Your goal – Go through the entries below and copy each line that holds the word "structured".

-- Supplied entries follows --

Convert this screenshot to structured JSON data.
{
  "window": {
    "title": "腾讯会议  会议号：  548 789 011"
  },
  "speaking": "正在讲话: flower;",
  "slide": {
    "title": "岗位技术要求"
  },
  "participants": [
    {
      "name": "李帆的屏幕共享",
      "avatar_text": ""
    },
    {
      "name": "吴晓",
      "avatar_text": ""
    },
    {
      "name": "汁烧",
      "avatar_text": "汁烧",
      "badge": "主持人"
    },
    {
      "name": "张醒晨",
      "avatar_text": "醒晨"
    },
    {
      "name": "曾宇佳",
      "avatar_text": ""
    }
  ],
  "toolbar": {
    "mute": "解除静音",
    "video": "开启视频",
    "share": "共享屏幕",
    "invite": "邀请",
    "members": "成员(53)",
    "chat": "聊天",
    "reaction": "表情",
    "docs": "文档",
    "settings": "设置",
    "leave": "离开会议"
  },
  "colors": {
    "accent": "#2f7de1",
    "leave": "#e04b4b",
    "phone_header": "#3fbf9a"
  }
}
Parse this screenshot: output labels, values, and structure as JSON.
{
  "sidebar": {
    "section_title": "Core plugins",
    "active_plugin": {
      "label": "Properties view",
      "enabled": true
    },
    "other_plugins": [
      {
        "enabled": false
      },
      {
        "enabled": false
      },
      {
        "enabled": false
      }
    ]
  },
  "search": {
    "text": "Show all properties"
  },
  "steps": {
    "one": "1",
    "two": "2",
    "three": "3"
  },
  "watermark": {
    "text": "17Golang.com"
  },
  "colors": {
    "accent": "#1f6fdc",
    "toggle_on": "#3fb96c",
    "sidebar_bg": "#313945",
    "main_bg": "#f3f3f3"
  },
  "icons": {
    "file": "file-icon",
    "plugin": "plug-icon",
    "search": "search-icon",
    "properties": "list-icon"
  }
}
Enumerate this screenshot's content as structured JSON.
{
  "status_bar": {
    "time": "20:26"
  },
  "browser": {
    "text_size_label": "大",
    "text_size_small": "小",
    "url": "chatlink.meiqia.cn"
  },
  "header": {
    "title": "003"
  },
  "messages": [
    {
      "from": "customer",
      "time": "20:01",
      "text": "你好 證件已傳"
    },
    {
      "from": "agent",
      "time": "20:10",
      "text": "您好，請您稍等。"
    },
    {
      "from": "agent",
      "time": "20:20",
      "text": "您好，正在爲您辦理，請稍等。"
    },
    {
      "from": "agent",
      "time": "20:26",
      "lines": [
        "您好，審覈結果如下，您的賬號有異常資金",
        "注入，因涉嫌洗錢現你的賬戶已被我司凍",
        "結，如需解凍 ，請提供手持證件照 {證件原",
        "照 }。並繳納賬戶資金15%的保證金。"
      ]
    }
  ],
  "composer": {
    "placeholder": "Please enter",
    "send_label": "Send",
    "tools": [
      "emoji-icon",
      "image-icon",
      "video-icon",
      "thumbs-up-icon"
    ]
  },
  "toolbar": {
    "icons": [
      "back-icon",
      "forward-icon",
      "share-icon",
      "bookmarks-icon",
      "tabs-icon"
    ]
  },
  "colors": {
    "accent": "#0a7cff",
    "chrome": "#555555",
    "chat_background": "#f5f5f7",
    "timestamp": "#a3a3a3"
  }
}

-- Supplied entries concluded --

Your response –
Convert this screenshot to structured JSON data.
Enumerate this screenshot's content as structured JSON.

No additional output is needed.